Problem to solve
Could you copy all of the records below exactly as they appear?

(Collection entries)
════════════════════

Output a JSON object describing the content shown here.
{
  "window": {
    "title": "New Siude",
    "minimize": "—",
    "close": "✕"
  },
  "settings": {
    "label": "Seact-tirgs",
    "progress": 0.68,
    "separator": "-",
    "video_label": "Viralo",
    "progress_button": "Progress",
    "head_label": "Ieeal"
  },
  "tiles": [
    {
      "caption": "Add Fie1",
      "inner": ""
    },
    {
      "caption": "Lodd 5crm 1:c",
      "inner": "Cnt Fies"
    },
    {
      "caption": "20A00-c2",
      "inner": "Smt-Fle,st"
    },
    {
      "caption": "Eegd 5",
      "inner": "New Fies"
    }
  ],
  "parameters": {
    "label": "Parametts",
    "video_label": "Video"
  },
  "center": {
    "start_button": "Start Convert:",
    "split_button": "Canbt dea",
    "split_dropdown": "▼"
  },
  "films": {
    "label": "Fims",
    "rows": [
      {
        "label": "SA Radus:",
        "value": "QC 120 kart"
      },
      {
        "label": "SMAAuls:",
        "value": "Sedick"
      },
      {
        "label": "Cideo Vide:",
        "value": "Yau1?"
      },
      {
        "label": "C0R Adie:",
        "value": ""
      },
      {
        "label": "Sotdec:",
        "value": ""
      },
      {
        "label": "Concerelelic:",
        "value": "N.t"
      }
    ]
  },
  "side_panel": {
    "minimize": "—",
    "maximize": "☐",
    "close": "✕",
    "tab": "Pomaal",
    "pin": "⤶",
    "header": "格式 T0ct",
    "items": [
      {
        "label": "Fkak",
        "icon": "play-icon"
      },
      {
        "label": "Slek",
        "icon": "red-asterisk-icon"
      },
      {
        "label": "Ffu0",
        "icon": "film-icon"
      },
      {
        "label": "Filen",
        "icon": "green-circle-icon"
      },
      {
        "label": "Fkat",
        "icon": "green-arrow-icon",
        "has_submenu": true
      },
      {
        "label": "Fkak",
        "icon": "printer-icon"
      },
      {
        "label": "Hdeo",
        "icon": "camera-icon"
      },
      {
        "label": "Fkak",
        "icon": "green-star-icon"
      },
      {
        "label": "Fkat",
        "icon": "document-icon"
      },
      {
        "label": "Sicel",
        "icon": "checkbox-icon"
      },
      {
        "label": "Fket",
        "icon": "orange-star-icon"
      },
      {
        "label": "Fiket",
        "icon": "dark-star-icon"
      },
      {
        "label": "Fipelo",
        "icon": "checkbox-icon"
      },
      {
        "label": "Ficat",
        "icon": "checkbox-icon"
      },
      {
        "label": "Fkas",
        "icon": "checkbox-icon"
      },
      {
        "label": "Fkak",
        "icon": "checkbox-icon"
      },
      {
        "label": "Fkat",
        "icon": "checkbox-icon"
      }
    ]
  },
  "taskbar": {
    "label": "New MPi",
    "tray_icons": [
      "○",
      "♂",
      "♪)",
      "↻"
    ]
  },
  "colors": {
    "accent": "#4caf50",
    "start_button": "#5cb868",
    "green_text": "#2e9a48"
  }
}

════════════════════

Answer to this task
Output a JSON object describing the content shown here.
{
  "window": {
    "title": "New Siude",
    "minimize": "—",
    "close": "✕"
  },
  "settings": {
    "label": "Seact-tirgs",
    "progress": 0.68,
    "separator": "-",
    "video_label": "Viralo",
    "progress_button": "Progress",
    "head_label": "Ieeal"
  },
  "tiles": [
    {
      "caption": "Add Fie1",
      "inner": ""
    },
    {
      "caption": "Lodd 5crm 1:c",
      "inner": "Cnt Fies"
    },
    {
      "caption": "20A00-c2",
      "inner": "Smt-Fle,st"
    },
    {
      "caption": "Eegd 5",
      "inner": "New Fies"
    }
  ],
  "parameters": {
    "label": "Parametts",
    "video_label": "Video"
  },
  "center": {
    "start_button": "Start Convert:",
    "split_button": "Canbt dea",
    "split_dropdown": "▼"
  },
  "films": {
    "label": "Fims",
    "rows": [
      {
        "label": "SA Radus:",
        "value": "QC 120 kart"
      },
      {
        "label": "SMAAuls:",
        "value": "Sedick"
      },
      {
        "label": "Cideo Vide:",
        "value": "Yau1?"
      },
      {
        "label": "C0R Adie:",
        "value": ""
      },
      {
        "label": "Sotdec:",
        "value": ""
      },
      {
        "label": "Concerelelic:",
        "value": "N.t"
      }
    ]
  },
  "side_panel": {
    "minimize": "—",
    "maximize": "☐",
    "close": "✕",
    "tab": "Pomaal",
    "pin": "⤶",
    "header": "格式 T0ct",
    "items": [
      {
        "label": "Fkak",
        "icon": "play-icon"
      },
      {
        "label": "Slek",
        "icon": "red-asterisk-icon"
      },
      {
        "label": "Ffu0",
        "icon": "film-icon"
      },
      {
        "label": "Filen",
        "icon": "green-circle-icon"
      },
      {
        "label": "Fkat",
        "icon": "green-arrow-icon",
        "has_submenu": true
      },
      {
        "label": "Fkak",
        "icon": "printer-icon"
      },
      {
        "label": "Hdeo",
        "icon": "camera-icon"
      },
      {
        "label": "Fkak",
        "icon": "green-star-icon"
      },
      {
        "label": "Fkat",
        "icon": "document-icon"
      },
      {
        "label": "Sicel",
        "icon": "checkbox-icon"
      },
      {
        "label": "Fket",
        "icon": "orange-star-icon"
      },
      {
        "label": "Fiket",
        "icon": "dark-star-icon"
      },
      {
        "label": "Fipelo",
        "icon": "checkbox-icon"
      },
      {
        "label": "Ficat",
        "icon": "checkbox-icon"
      },
      {
        "label": "Fkas",
        "icon": "checkbox-icon"
      },
      {
        "label": "Fkak",
        "icon": "checkbox-icon"
      },
      {
        "label": "Fkat",
        "icon": "checkbox-icon"
      }
    ]
  },
  "taskbar": {
    "label": "New MPi",
    "tray_icons": [
      "○",
      "♂",
      "♪)",
      "↻"
    ]
  },
  "colors": {
    "accent": "#4caf50",
    "start_button": "#5cb868",
    "green_text": "#2e9a48"
  }
}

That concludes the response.